Meanwhile, as Audio Epics, we started the creation of The Will of the Woods, which was a project I had wanted to do for a long time. The Will of the Woods went on to win the gold Ogle award but it never reached the level of popularity that The Witch Hunter Chronicles had. Too bad, because I personally feel it’s still the best audio drama we’ve ever made.
The Dutch Witch Hunter novel was completed in 2011. It was not called “Heksenjager”, which would be the Dutch term for witch hunter, but “Duivel Onder Ons”, which could be translated in two ways, either “Devil among us” or “Devil beneath us”. This double entendre was deliberate because both interpretations applied to the situation in Sevenpeaks. When the novel was finished, I decided I didn’t want to do anything with it after all. Strangely enough, it still didn’t feel right. I let some of my friends read it and while they were positive, I also sensed it hadn’t made any real impact on them. And I wanted to write something that made an impact. And I believed this story had the ability to do just that.

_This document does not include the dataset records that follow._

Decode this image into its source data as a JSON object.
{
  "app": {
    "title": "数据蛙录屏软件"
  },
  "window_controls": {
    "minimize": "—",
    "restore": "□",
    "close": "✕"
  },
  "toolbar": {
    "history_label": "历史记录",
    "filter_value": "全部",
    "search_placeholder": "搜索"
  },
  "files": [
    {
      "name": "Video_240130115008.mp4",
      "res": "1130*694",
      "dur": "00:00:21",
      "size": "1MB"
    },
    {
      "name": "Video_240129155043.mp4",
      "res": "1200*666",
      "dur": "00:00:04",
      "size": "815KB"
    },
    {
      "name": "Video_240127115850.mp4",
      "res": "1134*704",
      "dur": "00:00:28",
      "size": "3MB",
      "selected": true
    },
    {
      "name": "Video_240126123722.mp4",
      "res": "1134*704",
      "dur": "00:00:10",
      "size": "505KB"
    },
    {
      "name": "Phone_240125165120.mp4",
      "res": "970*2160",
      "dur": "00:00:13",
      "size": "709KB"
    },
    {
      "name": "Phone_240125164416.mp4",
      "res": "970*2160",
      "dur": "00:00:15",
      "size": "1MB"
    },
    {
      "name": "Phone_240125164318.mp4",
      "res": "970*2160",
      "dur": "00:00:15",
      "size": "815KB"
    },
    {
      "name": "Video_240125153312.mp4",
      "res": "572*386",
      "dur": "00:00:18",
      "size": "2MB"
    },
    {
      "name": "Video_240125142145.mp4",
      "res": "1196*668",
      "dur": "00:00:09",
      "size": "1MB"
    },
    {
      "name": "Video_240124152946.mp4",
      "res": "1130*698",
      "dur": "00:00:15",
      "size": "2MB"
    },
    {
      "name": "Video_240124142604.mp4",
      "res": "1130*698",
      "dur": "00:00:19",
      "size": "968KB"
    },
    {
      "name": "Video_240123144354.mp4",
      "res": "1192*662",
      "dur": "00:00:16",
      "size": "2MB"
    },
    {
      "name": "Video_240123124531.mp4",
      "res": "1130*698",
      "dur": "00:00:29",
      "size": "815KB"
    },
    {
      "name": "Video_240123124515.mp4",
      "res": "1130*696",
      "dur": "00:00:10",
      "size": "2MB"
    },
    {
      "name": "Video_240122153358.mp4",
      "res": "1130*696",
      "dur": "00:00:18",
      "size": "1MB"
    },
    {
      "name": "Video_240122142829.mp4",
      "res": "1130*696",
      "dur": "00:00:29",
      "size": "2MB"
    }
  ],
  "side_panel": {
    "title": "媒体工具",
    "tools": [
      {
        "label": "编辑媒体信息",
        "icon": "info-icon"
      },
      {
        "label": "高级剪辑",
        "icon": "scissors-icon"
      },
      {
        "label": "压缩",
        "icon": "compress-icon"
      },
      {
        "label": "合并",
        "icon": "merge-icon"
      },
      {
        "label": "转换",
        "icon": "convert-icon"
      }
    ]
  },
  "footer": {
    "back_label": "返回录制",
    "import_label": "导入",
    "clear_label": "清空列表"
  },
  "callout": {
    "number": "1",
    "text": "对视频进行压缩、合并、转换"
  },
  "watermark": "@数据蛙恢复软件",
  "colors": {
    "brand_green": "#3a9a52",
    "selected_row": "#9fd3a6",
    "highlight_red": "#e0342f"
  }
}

And so I decided to start over again, not just translating, but re-writing the entire novel in English. At this point, I began to get a very clear vision of what I wanted to do with it. I changed the viewpoint, I added new characters, changed elements of the world lore and some character motivations. And I came up with a new ending, one which would pave the way for a much larger story still. This is the novel Witch Hunter. And it will very soon be available, followed by the Witch Hunter audiobook.
While writing it, I realised this larger, better retelling of the story deserved an audio version as well. I didn’t want to adapt it again to an audioplay, feeling that I had finally found the right way of telling the story with this novel, so I opted for an audiobook. I enjoy audiobooks quite a bit, but I do have one gripe with them: they tend to be a bit dry, especially when you hear only one voice for ten hours or so.
Then I discovered Dune, the Macmillan audio version of that famous science fiction novel. What the creators of this audiobook had done really appealed to me, using a full cast to read the dialogue parts while retaining the complete narration of the book. In addition, the story was supported by music and sound. It was not spectacular, but it made the novel come alive more than a single narrator could. I realised this hybrid approach would work very well with the story of Ludlov and Samina. As for music, Peter had already provided a brilliant score for the original audio drama. It was only a matter of recording and editing, which I realised would be a massive undertaking for one man, as this audiobook is four times as long as the original audio drama series.
What we are trying to create is an audiobook that is spectacular. One that offers the clarity and depth of a novel, as well as the rich textures of sound and the immersive experience of the best material that modern audio drama has to offer.
And thanks to our crowdfunding backers, here we are! The novel is finished and the audiobook is in the making. Soon we will make the novel available on Amazon Kindle and Createspace. The audiobook will follow later this year. I thank all of our fans for your patience and for your undying enthusiasm for the story of the Witch Hunter audiobook.